Sometimes I do wonder why a typeface was given a particular name but in the case of “Weston” it’s pretty obvious. The Weston font harks back to the old wild west style of typography with block letters and bold serifs. It’s pretty easy to get that type of cowboy feeling with a type design because its so stereotypical as a style. On the flip side that’s what makes it hard to create a western style typeface that’s actually different and that’s exactly what Weston does so well.
Welcome to another week of Research & Inspiration for designers covering graphic and web design, art and illustration, photography and product design as well as tutorials and the latest articles and resources.
Get your creative fix!
1. Identity Design Inspiration
2. Logo Design Inspiration
3. Illustration Inspiration
4. Typography Inspiration
5. Webdesign inspiration
web design inspiration http://movies.disney.com/big-hero-6/
6. Photography Inspiration
7. Arhitect/Interior Design Inspiration
8.Product Design Inspiration
9.Packaging Design Inspiration
10. Art Inspiration
11. Poster of the week
12. Video of the week
13 Font of the week – Shine
14. Tool of the week – Adobe Brackets
15. Article of the week – What is Empathy?
16. Tech of the week – itSeez3D
18. Quote of the week
The moment clients realize that revisions are not an all-you-can-eat buffet, suddenly they realize they are not hungry.
I run a brand identity design company and sometimes I find that a start-up will get hypnotised with the idea of branding, putting all the focus on how catchy the name should be and how cool the logo should look. The idea of a brand is aesthetically approached rather then authentically. No thought is given to the brand story or brand tone of voice.

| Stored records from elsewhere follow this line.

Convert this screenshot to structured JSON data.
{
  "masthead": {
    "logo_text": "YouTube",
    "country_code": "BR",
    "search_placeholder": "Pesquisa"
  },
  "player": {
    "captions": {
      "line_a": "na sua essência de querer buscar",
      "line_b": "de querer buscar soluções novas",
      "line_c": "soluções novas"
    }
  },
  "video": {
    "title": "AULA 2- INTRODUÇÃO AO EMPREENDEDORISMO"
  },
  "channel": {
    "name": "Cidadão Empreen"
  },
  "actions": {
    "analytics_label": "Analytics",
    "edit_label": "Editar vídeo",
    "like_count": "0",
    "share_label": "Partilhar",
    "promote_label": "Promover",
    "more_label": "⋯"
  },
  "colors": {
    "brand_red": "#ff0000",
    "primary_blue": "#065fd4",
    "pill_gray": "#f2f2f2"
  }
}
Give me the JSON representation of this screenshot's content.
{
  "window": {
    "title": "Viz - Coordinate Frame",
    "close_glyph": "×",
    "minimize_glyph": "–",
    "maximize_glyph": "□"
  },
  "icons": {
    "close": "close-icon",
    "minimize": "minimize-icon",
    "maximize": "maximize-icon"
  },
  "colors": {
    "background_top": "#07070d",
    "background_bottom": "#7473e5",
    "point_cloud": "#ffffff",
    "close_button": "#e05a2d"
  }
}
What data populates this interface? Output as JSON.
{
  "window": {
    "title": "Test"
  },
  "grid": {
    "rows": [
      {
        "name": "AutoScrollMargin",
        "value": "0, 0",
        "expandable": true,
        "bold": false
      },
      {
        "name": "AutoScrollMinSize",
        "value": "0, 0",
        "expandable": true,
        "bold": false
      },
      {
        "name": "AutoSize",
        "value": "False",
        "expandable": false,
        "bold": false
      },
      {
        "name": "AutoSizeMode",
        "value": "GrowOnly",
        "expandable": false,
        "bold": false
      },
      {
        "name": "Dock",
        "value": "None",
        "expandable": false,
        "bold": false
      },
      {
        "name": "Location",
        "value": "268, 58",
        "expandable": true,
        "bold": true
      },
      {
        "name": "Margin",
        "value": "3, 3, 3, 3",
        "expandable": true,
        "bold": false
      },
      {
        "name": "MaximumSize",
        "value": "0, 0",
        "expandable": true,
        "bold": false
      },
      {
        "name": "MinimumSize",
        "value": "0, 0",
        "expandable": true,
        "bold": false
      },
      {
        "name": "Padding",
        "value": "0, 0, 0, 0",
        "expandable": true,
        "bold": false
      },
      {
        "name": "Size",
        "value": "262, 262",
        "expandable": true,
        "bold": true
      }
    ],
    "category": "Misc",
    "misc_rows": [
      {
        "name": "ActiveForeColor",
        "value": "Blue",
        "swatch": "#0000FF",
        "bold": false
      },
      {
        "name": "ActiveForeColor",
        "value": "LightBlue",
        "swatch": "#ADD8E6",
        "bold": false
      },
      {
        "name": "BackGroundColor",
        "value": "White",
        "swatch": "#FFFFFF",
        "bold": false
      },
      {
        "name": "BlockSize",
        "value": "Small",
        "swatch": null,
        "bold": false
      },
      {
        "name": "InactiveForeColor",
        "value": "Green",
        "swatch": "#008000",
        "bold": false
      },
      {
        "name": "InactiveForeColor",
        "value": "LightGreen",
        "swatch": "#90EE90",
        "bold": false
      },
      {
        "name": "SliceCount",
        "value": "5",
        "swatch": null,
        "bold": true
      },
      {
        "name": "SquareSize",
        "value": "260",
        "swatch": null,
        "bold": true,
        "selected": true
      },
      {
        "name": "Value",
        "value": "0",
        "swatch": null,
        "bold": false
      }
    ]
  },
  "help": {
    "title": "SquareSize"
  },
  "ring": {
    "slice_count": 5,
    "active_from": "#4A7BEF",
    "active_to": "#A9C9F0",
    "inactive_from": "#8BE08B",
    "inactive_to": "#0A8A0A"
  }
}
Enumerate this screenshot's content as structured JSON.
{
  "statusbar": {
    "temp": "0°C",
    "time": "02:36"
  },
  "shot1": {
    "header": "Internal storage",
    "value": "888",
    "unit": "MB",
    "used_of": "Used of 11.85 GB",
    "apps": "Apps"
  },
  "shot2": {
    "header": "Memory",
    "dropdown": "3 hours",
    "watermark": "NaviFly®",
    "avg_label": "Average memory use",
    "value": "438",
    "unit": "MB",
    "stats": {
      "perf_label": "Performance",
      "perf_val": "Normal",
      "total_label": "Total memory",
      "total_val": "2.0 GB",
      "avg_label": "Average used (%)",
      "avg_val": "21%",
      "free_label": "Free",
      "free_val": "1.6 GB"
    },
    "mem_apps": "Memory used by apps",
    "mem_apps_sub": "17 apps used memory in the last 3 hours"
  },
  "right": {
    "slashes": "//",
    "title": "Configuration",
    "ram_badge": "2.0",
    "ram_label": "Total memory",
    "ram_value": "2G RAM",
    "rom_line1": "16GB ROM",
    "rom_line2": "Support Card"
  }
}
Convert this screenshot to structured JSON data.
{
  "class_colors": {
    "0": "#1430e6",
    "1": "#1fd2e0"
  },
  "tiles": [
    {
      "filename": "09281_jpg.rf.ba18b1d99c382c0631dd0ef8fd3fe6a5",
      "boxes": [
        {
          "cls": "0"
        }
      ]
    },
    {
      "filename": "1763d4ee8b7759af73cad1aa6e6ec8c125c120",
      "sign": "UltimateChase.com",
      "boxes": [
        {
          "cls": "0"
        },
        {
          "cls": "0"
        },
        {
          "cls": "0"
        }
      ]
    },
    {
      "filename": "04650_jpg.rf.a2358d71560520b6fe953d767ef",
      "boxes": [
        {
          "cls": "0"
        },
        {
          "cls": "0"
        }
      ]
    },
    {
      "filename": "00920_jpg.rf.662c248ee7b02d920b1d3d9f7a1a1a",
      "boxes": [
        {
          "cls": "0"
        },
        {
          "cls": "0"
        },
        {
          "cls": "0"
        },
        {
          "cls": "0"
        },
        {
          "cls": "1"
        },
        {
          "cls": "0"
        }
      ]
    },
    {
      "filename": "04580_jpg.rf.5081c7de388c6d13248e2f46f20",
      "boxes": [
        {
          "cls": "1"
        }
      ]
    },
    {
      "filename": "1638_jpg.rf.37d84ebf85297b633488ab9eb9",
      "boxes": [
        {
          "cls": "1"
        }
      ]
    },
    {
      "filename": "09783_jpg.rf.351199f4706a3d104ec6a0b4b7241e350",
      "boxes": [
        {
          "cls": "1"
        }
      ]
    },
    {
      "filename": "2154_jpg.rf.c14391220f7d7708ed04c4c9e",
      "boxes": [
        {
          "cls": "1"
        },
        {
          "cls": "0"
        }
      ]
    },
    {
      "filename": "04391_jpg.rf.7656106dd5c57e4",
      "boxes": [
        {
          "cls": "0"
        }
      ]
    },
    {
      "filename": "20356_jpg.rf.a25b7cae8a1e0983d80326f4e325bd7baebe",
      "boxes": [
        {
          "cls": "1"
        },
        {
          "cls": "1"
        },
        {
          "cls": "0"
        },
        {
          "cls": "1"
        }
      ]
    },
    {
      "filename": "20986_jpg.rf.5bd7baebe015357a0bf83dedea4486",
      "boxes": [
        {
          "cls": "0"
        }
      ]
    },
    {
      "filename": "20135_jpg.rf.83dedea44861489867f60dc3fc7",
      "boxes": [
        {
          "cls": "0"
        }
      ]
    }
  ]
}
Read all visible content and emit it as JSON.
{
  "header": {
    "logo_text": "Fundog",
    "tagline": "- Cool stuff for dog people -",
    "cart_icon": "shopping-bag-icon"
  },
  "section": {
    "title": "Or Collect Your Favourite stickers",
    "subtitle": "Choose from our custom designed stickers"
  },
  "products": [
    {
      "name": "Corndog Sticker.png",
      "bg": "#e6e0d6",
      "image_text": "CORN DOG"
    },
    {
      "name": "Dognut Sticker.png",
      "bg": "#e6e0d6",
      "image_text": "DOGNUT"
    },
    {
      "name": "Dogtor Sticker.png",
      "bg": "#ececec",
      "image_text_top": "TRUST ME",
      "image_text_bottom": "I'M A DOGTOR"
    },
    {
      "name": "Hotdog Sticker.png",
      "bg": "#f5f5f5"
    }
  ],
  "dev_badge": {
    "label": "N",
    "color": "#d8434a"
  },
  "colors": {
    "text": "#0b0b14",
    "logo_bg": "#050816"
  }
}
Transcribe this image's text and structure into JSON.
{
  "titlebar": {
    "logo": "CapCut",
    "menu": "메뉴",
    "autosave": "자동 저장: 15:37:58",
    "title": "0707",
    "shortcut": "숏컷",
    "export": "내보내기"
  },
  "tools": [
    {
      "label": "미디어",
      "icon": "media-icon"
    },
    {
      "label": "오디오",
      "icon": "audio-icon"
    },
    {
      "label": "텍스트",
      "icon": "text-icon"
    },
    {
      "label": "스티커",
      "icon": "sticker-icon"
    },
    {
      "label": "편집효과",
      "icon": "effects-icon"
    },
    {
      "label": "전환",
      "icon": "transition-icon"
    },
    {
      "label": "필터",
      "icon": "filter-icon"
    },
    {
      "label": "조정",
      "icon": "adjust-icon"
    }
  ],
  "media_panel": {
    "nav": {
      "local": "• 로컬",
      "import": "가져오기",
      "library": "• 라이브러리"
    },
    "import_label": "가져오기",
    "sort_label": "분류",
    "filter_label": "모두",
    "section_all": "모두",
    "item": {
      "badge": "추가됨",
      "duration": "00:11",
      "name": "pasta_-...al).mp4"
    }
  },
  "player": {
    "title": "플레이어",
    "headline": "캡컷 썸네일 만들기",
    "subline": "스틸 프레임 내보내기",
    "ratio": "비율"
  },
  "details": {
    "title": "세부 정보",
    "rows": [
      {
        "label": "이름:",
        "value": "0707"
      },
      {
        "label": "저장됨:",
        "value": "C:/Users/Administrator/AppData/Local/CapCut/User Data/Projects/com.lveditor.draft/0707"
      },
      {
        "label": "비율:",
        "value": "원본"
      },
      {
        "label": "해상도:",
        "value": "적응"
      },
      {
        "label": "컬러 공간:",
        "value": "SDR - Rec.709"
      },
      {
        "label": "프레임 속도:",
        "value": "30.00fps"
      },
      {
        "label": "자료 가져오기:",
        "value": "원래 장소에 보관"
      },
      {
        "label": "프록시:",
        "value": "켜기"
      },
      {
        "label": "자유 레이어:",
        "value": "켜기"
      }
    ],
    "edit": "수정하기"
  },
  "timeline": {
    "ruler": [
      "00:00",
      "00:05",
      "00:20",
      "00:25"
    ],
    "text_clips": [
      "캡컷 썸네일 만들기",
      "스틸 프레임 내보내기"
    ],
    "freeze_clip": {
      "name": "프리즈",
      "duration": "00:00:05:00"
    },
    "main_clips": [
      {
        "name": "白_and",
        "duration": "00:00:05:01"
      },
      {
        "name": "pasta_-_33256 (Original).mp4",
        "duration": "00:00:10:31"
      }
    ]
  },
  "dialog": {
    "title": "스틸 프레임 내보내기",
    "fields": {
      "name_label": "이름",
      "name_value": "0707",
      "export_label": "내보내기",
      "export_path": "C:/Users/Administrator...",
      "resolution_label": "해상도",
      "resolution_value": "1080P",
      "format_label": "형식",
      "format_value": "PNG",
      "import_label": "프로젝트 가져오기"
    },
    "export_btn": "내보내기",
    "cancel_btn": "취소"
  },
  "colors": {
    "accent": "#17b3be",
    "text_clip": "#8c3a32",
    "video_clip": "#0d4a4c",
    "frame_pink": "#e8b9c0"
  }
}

I’m a Brand Design Expert running a small brand studio in Essex and I meet startup brands of all sorts, all the time. What I find is that startup brands or even established business tend to get the wrong idea about branding and quite frankly I don’t blame them because the words brand, branding and brand identity get thrown about all the time as marketing ploys.